An intuitive mathematical introduction
Local mutual information to find biased terms in NLP datasets, and why it should be preferred over Pointwise mutual information
[In my last article, I tried scratching the surface of understanding some different reasons of biased datasets in NLP. Feel free to go and take a look, as this article builds upon it!]
As seen earlier, datasets tend to get biased when certain terms get associated with one particular label. The models that we train over such datasets start to capture this association, and behave poorly when the context of these terms are inverted.
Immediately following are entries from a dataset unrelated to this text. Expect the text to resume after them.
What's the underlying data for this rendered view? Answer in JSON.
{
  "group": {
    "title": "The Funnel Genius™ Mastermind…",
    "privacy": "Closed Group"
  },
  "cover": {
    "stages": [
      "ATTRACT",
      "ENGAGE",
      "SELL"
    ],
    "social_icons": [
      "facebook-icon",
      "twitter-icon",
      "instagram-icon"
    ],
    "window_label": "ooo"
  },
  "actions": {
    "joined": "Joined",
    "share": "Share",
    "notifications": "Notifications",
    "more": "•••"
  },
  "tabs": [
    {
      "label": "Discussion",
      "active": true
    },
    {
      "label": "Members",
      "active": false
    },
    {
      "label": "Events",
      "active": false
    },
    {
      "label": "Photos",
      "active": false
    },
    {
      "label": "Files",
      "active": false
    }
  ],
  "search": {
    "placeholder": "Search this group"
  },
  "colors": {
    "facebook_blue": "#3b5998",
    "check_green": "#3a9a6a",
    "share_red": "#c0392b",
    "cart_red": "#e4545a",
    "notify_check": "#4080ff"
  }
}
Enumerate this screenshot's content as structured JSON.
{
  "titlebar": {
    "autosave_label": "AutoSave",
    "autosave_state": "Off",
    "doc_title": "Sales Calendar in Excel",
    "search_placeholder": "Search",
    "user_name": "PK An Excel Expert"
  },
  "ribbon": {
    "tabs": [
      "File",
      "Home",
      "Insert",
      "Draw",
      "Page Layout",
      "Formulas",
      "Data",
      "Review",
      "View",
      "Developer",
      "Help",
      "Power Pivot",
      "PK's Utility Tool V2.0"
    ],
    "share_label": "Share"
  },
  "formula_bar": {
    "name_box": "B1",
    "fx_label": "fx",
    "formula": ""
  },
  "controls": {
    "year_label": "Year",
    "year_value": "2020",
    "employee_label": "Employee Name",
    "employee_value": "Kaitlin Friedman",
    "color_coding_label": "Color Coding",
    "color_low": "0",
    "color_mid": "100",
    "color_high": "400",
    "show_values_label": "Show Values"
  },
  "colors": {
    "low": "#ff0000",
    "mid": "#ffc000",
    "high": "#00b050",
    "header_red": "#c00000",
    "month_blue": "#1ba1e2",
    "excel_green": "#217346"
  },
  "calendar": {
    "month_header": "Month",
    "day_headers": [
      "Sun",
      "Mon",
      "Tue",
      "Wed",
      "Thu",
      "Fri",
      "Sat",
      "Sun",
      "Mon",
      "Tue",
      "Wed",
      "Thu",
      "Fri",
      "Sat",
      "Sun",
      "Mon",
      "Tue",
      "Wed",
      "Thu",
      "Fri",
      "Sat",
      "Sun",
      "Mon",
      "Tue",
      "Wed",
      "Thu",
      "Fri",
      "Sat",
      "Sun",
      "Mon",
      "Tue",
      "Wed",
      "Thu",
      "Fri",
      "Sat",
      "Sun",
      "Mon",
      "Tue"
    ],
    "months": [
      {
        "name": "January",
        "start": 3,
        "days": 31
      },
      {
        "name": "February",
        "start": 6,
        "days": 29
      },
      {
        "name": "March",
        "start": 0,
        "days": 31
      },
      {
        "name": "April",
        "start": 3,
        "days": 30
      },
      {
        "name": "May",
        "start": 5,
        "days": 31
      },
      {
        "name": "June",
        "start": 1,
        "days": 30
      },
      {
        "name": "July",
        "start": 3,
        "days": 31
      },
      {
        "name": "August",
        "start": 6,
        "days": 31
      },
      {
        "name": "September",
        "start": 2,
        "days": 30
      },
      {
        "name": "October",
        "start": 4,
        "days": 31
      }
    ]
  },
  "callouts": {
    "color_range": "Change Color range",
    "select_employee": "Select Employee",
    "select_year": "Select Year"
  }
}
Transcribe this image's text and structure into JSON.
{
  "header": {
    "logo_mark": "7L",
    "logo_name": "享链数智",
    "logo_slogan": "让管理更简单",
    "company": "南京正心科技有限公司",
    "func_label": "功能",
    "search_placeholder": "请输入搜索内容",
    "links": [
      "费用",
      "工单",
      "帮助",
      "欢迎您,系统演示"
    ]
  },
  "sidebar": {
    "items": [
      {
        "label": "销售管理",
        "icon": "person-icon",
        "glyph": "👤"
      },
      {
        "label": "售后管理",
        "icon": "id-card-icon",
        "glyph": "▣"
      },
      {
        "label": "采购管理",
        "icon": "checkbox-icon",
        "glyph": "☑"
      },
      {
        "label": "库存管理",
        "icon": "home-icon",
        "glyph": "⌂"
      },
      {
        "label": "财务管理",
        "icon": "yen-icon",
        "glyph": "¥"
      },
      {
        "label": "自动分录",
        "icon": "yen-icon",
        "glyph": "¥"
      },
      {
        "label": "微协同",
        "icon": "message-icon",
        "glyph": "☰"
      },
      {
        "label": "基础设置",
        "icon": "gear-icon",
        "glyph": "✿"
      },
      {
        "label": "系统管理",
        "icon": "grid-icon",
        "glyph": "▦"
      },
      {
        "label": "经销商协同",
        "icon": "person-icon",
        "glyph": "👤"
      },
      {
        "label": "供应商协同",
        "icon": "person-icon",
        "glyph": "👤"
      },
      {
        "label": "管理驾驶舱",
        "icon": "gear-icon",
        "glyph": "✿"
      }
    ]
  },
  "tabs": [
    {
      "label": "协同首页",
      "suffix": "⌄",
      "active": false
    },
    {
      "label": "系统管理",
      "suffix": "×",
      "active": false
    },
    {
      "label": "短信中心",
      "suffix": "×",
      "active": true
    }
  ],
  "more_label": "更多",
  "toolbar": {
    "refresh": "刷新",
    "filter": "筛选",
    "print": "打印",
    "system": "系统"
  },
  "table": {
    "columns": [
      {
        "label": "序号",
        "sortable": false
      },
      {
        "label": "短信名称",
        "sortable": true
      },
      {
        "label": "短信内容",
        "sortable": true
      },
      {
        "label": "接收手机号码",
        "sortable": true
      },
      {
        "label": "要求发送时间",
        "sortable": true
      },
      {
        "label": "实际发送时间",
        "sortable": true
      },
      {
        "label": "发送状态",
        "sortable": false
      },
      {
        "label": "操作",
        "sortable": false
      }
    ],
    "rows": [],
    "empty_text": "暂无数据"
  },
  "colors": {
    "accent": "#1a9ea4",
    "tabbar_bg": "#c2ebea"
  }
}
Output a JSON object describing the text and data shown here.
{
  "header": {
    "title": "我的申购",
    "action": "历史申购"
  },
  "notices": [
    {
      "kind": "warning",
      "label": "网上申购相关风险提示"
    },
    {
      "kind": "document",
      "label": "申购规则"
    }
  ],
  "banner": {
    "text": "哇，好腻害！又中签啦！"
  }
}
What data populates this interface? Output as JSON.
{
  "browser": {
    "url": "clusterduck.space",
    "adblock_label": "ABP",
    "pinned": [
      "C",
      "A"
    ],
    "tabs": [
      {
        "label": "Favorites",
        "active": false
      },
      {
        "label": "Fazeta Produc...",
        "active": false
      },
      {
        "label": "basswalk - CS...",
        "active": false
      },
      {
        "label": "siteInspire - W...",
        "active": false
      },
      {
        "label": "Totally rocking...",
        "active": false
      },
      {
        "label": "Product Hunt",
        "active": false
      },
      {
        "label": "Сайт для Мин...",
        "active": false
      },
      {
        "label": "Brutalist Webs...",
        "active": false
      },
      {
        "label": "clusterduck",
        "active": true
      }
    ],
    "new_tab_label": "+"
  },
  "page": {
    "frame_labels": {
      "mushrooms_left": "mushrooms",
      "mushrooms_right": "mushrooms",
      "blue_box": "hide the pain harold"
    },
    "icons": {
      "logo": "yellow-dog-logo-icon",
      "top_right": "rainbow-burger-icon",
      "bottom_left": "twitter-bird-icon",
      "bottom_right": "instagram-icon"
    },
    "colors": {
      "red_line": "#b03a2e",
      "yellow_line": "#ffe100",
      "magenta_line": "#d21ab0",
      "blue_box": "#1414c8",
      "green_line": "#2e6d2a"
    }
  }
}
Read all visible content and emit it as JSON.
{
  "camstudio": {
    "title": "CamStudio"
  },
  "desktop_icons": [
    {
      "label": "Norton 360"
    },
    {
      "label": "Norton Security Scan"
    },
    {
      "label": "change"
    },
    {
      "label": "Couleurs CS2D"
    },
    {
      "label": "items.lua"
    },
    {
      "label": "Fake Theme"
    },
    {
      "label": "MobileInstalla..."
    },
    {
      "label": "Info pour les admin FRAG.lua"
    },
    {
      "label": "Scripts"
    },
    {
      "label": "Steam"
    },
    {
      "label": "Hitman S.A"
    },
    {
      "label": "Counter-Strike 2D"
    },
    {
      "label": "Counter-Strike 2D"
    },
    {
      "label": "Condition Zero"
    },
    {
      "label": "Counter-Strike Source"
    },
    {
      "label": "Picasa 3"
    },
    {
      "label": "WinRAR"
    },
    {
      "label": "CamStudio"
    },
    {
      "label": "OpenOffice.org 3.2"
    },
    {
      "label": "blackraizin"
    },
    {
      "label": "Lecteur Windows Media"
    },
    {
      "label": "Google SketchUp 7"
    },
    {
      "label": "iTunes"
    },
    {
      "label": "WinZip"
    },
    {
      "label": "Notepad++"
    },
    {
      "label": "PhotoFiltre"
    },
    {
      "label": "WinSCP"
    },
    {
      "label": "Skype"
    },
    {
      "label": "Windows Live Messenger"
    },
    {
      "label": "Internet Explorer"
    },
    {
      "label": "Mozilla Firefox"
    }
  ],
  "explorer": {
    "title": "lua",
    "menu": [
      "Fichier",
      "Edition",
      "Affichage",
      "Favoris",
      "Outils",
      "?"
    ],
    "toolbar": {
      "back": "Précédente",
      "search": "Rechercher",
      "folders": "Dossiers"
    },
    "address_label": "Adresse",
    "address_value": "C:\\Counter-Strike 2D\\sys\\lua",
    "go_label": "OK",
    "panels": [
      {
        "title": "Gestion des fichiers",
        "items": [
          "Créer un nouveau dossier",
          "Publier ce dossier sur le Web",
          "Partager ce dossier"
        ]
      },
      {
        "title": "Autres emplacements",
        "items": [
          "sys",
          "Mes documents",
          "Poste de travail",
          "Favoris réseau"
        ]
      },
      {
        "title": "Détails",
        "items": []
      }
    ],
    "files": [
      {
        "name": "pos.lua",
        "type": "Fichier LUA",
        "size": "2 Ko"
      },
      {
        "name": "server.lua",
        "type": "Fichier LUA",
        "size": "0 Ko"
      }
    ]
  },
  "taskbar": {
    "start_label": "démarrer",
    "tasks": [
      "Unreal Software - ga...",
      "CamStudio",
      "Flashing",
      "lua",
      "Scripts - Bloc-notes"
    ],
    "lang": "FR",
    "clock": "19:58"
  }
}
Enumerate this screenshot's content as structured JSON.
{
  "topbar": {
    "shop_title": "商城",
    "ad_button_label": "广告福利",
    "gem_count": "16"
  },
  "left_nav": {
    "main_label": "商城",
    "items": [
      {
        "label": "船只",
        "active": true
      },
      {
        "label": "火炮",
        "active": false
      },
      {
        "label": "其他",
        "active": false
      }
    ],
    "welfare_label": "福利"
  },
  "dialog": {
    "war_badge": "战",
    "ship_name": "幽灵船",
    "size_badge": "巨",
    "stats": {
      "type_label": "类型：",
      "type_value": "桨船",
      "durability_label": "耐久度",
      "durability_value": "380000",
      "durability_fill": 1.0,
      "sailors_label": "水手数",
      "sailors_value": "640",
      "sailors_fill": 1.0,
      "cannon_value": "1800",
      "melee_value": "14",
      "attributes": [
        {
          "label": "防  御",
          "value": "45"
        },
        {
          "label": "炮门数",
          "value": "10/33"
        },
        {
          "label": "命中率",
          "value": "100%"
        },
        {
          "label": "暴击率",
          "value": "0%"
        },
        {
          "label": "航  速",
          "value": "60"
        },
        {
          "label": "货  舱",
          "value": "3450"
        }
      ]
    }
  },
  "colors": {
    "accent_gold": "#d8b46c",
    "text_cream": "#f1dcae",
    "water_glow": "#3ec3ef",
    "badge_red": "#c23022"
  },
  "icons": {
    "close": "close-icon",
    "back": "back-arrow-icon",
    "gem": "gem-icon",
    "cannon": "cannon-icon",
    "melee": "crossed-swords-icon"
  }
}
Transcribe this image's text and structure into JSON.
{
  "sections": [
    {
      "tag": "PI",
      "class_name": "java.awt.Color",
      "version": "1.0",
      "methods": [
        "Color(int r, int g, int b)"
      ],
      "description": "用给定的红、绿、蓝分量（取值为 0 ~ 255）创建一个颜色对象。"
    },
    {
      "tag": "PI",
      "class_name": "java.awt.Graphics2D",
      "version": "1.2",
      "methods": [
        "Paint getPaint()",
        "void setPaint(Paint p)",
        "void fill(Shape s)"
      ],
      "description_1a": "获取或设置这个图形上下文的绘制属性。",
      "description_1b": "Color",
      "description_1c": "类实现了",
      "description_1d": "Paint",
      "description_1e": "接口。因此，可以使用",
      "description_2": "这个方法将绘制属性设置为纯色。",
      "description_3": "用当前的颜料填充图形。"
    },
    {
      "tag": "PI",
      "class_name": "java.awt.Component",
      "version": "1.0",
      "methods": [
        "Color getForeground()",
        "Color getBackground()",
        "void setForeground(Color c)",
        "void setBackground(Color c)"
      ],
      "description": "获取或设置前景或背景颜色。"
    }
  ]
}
For example, a model that has seen the usage of term kill in ‘hateful’ tweets, will be biased to predict any new tweets containing this term as ‘hateful’ instead of ‘non-hateful’.
In this article, I will be taking a step further by isolating terms in a dataset that are most likely to introduce bias.
I will be going through two common derivatives of mutual information to quantify the correlation of terms with labels.
Pointwise mutual information (PMI)
Let’s dissect this equation one-by-one and try to understand why PMI can be helpful to find term-label correlation:
- p(term|label): gives the probability by which we see the term occur in samples( or tweets or documents, pick your favorite) belonging to the label
- p(term): gives the probability of seeing a term in any sample (that is, across all labels)
- log: let’s simplify the log for better understanding
There can be 2 cases of interest
- p(term|label) > p(term): when the term is more probable to be seen in the label’s samples as compared to the whole dataset or the term is positively correlated with the label. In this case the resulting PMI will also be positive
- p(term|label) < p(term): when the term is less probable to be seen in the label’s samples as compared to the whole dataset or the term is negatively correlated with the label. In this case the resulting PMI will be negative
Hence, we see that PMI captures the effect of term-label correlation.
Let’s understand with some examples.
- “worst” gets 0 PMI values for both labels as its occurrence does not give any information towards what the label could be
- “stupid” gets
a positive value for the hate label as it occurs exclusively in that label
a negative value for the non-hate label as it never occurs in that label
- “worst” gets a lower PMI than “stupid” for hate label due to occurrence in lesser hate samples; both terms get positive values for this label as both are more correlated to it versus the other label
- “worst” gets a higher PMI than “stupid” for non-hate label due to “stupid” being more strongly correlated with hate label
Hold on, do you see a problem with this example? We get equal scores for both “worst” and “stupid”, as they are both perfectly correlated with the hate label. But I think this isn’t fair as “worst” occurs only once in the whole dataset! This is bad because a term can end up being in the top bias terms just by having a single occurrence in the whole dataset.
As a concrete example, I find the top-15 biased terms for hate label on a Hate Speech Detection dataset (Hateval) from (Basile et al., 2019). On inspection, I found that all of these terms carry the same PMI value just because they occur exclusively for this label. Notice that the list contains many misspellings as well, which are highly likely to occur just once across the whole dataset!
Local mutual information (LMI): A reweighed PMI
We just saw a big caveat of PMI: It can fail to account for term frequencies, giving high weights to terms that hardly occur in the dataset, like many misspellings.
The solution is to reweigh PMI values.
- p(term,label): is the adjustment factor
Notice how the denominator for every term is a constant, but the numerator directly depends on the term’s frequency. This is the missing piece we were looking for.
Readjusting Example-3 using LMI, now the term “worst” is correctly assigned a much lesser value than the more frequent “stupid”.
Applying LMI on the previous concrete example, top biased terms for the hate label are actually so hateful that I had to sensor them out 👶
In this article we saw how to isolate bias-inducing terms in our NLP datasets.
Now that we know who our enemy is, we can start planning on how to defeat it ⚔️